"The Starving Time"

We came to know what starvation meant during that winter, and were I to set down here all of the suffering, of the hunger weakness, and of the selfishness we saw during the six months after Captain Smith sailed for home, there would not be days enough left in my life to complete the tale.

As I look back on it now, it seems more like some wonderful dream than a reality, wherein men strove with women and children for food to keep life in their own worthless bodies.

It is enough if I say that of the four hundred and ninety persons whom Captain Smith left behind him, there were, in the month of May of the year 1610, but fifty-eight left alive. That God should have spared among those, Nathaniel Peacock and myself, is something which passeth understanding, for verily there were scores of better than we whose lives would have advantaged Jamestown more than ours ever can, who died and were buried as best they could be by the few who had sufficient strength remaining to dig the graves.

I set it down in all truth that, through God's mercy, our lives were saved by Master Hunt, for he counseled us wisely as to the care we should take of our bodies when our stomachs were crying out for food, and it was he who showed us how we might prepare this herb or the bark from that tree for the sustaining of life, when we had nothing else to put into our mouths.

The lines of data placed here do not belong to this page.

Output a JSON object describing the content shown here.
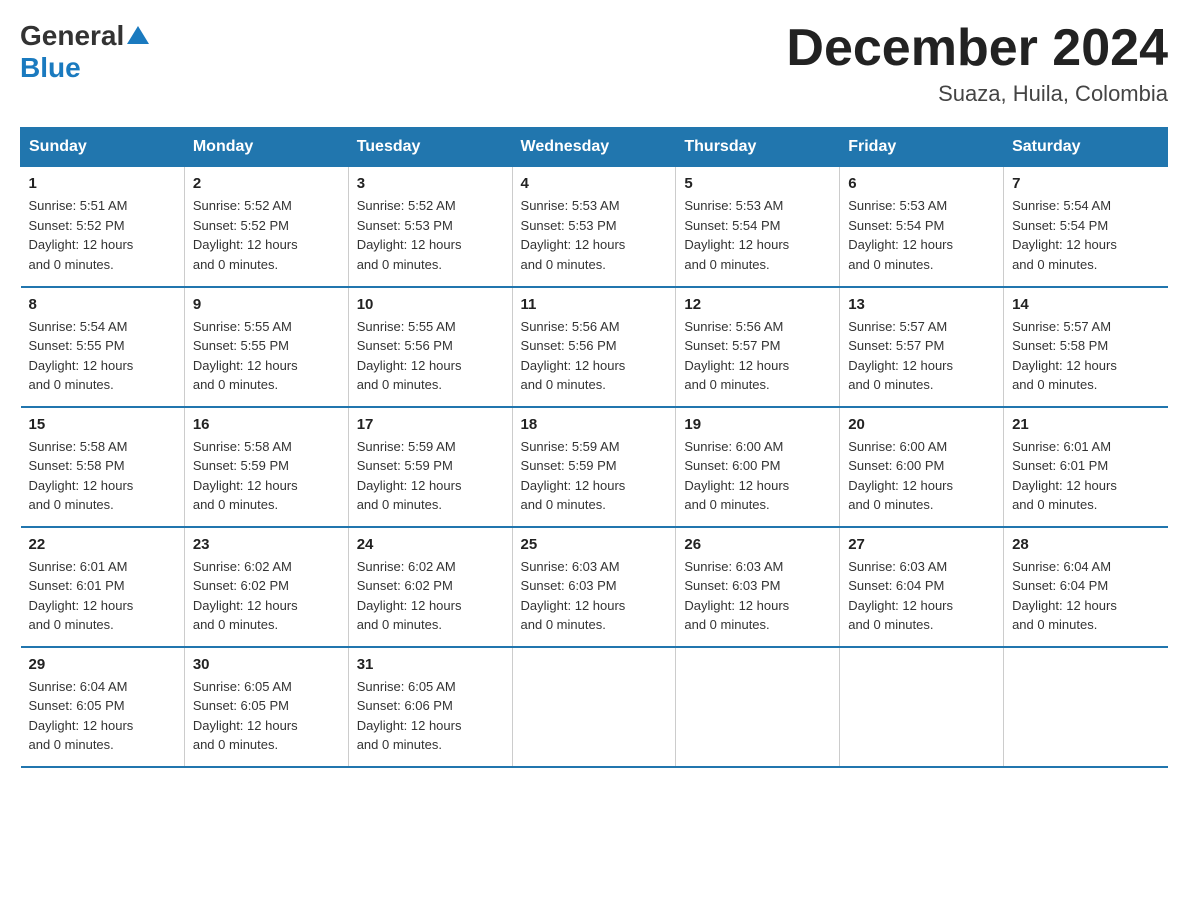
{
  "logo": {
    "general": "General",
    "blue": "Blue",
    "arrow": "▲"
  },
  "header": {
    "month_title": "December 2024",
    "location": "Suaza, Huila, Colombia"
  },
  "days_of_week": [
    "Sunday",
    "Monday",
    "Tuesday",
    "Wednesday",
    "Thursday",
    "Friday",
    "Saturday"
  ],
  "weeks": [
    [
      {
        "day": "1",
        "sunrise": "5:51 AM",
        "sunset": "5:52 PM",
        "daylight": "12 hours and 0 minutes."
      },
      {
        "day": "2",
        "sunrise": "5:52 AM",
        "sunset": "5:52 PM",
        "daylight": "12 hours and 0 minutes."
      },
      {
        "day": "3",
        "sunrise": "5:52 AM",
        "sunset": "5:53 PM",
        "daylight": "12 hours and 0 minutes."
      },
      {
        "day": "4",
        "sunrise": "5:53 AM",
        "sunset": "5:53 PM",
        "daylight": "12 hours and 0 minutes."
      },
      {
        "day": "5",
        "sunrise": "5:53 AM",
        "sunset": "5:54 PM",
        "daylight": "12 hours and 0 minutes."
      },
      {
        "day": "6",
        "sunrise": "5:53 AM",
        "sunset": "5:54 PM",
        "daylight": "12 hours and 0 minutes."
      },
      {
        "day": "7",
        "sunrise": "5:54 AM",
        "sunset": "5:54 PM",
        "daylight": "12 hours and 0 minutes."
      }
    ],
    [
      {
        "day": "8",
        "sunrise": "5:54 AM",
        "sunset": "5:55 PM",
        "daylight": "12 hours and 0 minutes."
      },
      {
        "day": "9",
        "sunrise": "5:55 AM",
        "sunset": "5:55 PM",
        "daylight": "12 hours and 0 minutes."
      },
      {
        "day": "10",
        "sunrise": "5:55 AM",
        "sunset": "5:56 PM",
        "daylight": "12 hours and 0 minutes."
      },
      {
        "day": "11",
        "sunrise": "5:56 AM",
        "sunset": "5:56 PM",
        "daylight": "12 hours and 0 minutes."
      },
      {
        "day": "12",
        "sunrise": "5:56 AM",
        "sunset": "5:57 PM",
        "daylight": "12 hours and 0 minutes."
      },
      {
        "day": "13",
        "sunrise": "5:57 AM",
        "sunset": "5:57 PM",
        "daylight": "12 hours and 0 minutes."
      },
      {
        "day": "14",
        "sunrise": "5:57 AM",
        "sunset": "5:58 PM",
        "daylight": "12 hours and 0 minutes."
      }
    ],
    [
      {
        "day": "15",
        "sunrise": "5:58 AM",
        "sunset": "5:58 PM",
        "daylight": "12 hours and 0 minutes."
      },
      {
        "day": "16",
        "sunrise": "5:58 AM",
        "sunset": "5:59 PM",
        "daylight": "12 hours and 0 minutes."
      },
      {
        "day": "17",
        "sunrise": "5:59 AM",
        "sunset": "5:59 PM",
        "daylight": "12 hours and 0 minutes."
      },
      {
        "day": "18",
        "sunrise": "5:59 AM",
        "sunset": "5:59 PM",
        "daylight": "12 hours and 0 minutes."
      },
      {
        "day": "19",
        "sunrise": "6:00 AM",
        "sunset": "6:00 PM",
        "daylight": "12 hours and 0 minutes."
      },
      {
        "day": "20",
        "sunrise": "6:00 AM",
        "sunset": "6:00 PM",
        "daylight": "12 hours and 0 minutes."
      },
      {
        "day": "21",
        "sunrise": "6:01 AM",
        "sunset": "6:01 PM",
        "daylight": "12 hours and 0 minutes."
      }
    ],
    [
      {
        "day": "22",
        "sunrise": "6:01 AM",
        "sunset": "6:01 PM",
        "daylight": "12 hours and 0 minutes."
      },
      {
        "day": "23",
        "sunrise": "6:02 AM",
        "sunset": "6:02 PM",
        "daylight": "12 hours and 0 minutes."
      },
      {
        "day": "24",
        "sunrise": "6:02 AM",
        "sunset": "6:02 PM",
        "daylight": "12 hours and 0 minutes."
      },
      {
        "day": "25",
        "sunrise": "6:03 AM",
        "sunset": "6:03 PM",
        "daylight": "12 hours and 0 minutes."
      },
      {
        "day": "26",
        "sunrise": "6:03 AM",
        "sunset": "6:03 PM",
        "daylight": "12 hours and 0 minutes."
      },
      {
        "day": "27",
        "sunrise": "6:03 AM",
        "sunset": "6:04 PM",
        "daylight": "12 hours and 0 minutes."
      },
      {
        "day": "28",
        "sunrise": "6:04 AM",
        "sunset": "6:04 PM",
        "daylight": "12 hours and 0 minutes."
      }
    ],
    [
      {
        "day": "29",
        "sunrise": "6:04 AM",
        "sunset": "6:05 PM",
        "daylight": "12 hours and 0 minutes."
      },
      {
        "day": "30",
        "sunrise": "6:05 AM",
        "sunset": "6:05 PM",
        "daylight": "12 hours and 0 minutes."
      },
      {
        "day": "31",
        "sunrise": "6:05 AM",
        "sunset": "6:06 PM",
        "daylight": "12 hours and 0 minutes."
      },
      null,
      null,
      null,
      null
    ]
  ],
  "labels": {
    "sunrise_prefix": "Sunrise: ",
    "sunset_prefix": "Sunset: ",
    "daylight_prefix": "Daylight: "
  }
}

We had forgotten that Lord De la Warr was the new governor; we had heard nothing of the ship in which it was said Sir Thomas Gates and Sir George Somers had sailed. We were come to that pass where we cared neither for governor nor nobleman. We strove only to keep within our bodies the life which had become painful.

Then it was, when the few of us who yet lived, feared each moment lest the savages would put an end to us, that we saw sailing up into the bay two small ships, and I doubt if there was any among us who did not fall upon his knees and give thanks aloud to God for the help which had come at the very moment when it had seemed that we were past all aid.

[Illustration] from Richard of Jamestown by James Otis


Front Matter

Who I am
Left Alone in the World
An Idle Boy
Captain Smith Comes to London
Meeting Captain Smith
Captain Smith Speaks to Me
Plans of the London Company
The Vessels of the Fleet
How I Earned my Passage
When the Fleet Set Sail
The Voyage Delayed
Nathaniel's Story
We Make Sail Again
The First Island
Captain Smith Accused
Captain Smith a Prisoner
I Attend My Master
Several Islands Visited
A Variety of Wild Game
The Tempest
The New Country Sighted
The Leader Not Known
Arrival at Chesapeake Bay
An Attack by the Savages
Reading the Company's Orders
Captain Smith on the Council
Smith Remains Aboard
Exploring the Country
People Land from the Ships
Captain Smith Proven Innocent
We Who were Left Behind
Baking Bread without Ovens
Unequal Division of Labor
Building a Home of Logs
Keeping House
Lack of Cleanliness
Cave Homes
The Golden Fever
Ducks and Oysters
Roasting Oysters
Leaning to Cook
The Sweet Potato Root
A Touch of Homesickness
Master Hunt's Preaching
Neglecting the Future
Surprised by Savages
Strengthening the Fort
Sickness and Death
Smith Gains Authority
Disagreeable Discipline
Signs of Rebellion
Second Proclamation
Building a Fortified Village
Trapping Turkeys
A Crude Kind of Chimney
Cooking a Turkey
Candles or Rushlights
The Visit of Pocahontas
Captain Kendall's Plot
Death of Captain Kendall
Captain Smith's Expedition
An Exciting Adventure
Taken Before Powhatan
Pocahontas Begs for Smith
Captain Smith's Return
A New Church
Captain Newport's Return
A Worthless Cargo
Condition of the Colony
Captain Newport's Return
Gazing at the Women
Hunt Brings Great News
Captain Newport's Instructions
The Story of Roanoke
The Crowning of Powhatan
Preparing for the Future
Stealing Company Goods
What the Thieving Led To
Fear of Famine
The Unhealthful Location
Gathering Oysters
Sturgeon for Food
Turpentine and Tar
Making Clapboards
Providing for Children
Dreams of the Future
A Plague of Rats
Treachery During Smith's Absence
Captain Smith's Speech
The New Laws
The Accident
Captain Smith's Departure
The "Starving Time"
Our Courage Gives Out
Abandoning Jamestown
Lord De la Warr's Arrival
The Young Planters